How do you know if your #learning is relevant for the #future?
Find out at the region's largest conference for HR and L&D practitioners, Learning & Development Asia, happening in September.
Register for early-bird savings now.
When recruiting, what is the first thing about the company that you tell your candidates?
If the first things that come to your mind is that the company is well-known, socially responsible or transparent about HR decisions, then you might want to change your recruitment strategy.
According to a survey by Addison Group, the factors that companies tend to highlight to candidates as a means of recruitment and retention are, in fact, the factors which candidates don’t view as very important.
For instance, 29% of candidates say its not important that the company is socially responsible (29%), while 26% think its useless for a firm to highlight it is a well-known company.
Candidates also don’t care if the firm highlights it is transparent about revenue or HR decisions (25%), and if it voices it invests in passions or interests outside of work (15%)
The survey also spotlighted what really matters to employees when it comes to benefits and perks.
Scrap that plan to convert a meeting room into a play room with a ping pong table and start investing in comprehensive healthcare benefits for your employees.

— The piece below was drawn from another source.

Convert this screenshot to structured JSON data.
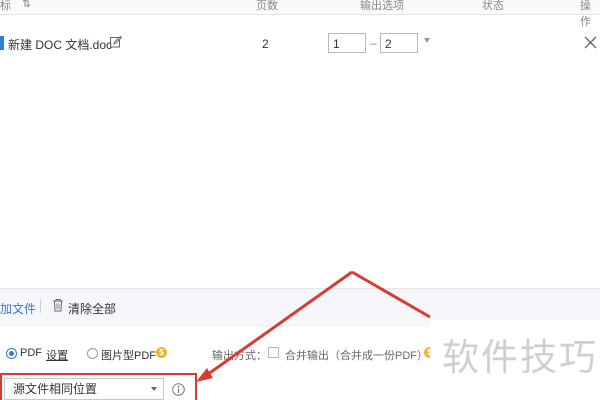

While perks like bottomless coffee, game rooms, napping pods and other extravagant benefits are particularly popular amongst Silicon Valley companues, regardless of generation, healthcare benefits still top the list.
Top 4 perks your employees want:
- Healthcare benefits (70%)
- High salary (59%)
- Vacation packages (46%)
- Equity packages (19%)
That said, what are the perks which would sway respondents decision to work at a company over another that would pay a higher salary?
For Millennials, it’s all about the free meals, beverages and snacks (40%), tuition reimbursement (36%).
Interestingly, this group also ranked having a dog-friendly office (14%) higher than a napping room, concierge services and a play room complete with ping pong, billiards and video games.
They also value the social aspect of work more than Baby Boomers do, with nearly twice as many (15%) marking work-sponsored happy hours as important compared to Boomers (8%).
At the same time, the survey pointed out that it is also important for an organisation to consider the intangibles in creating a desirable place to work.
5 intangible factors of an ideal company:
- Work-life balance (62%)
- Flexible work hours (54%)
- Experienced leadership (45%)
- Making employees feel they have control over their career growth (43%)
- Clear direction on what employees need to do to earn a promotion (39%).
Speaking of work-life balance, the survey found that employees’ satisfaction levels of their company’s work-life balance are slipping year-on-year.
This year, only 47% of respondents were satisfied with their work-life balance, compared to 55% in 2014’s survey.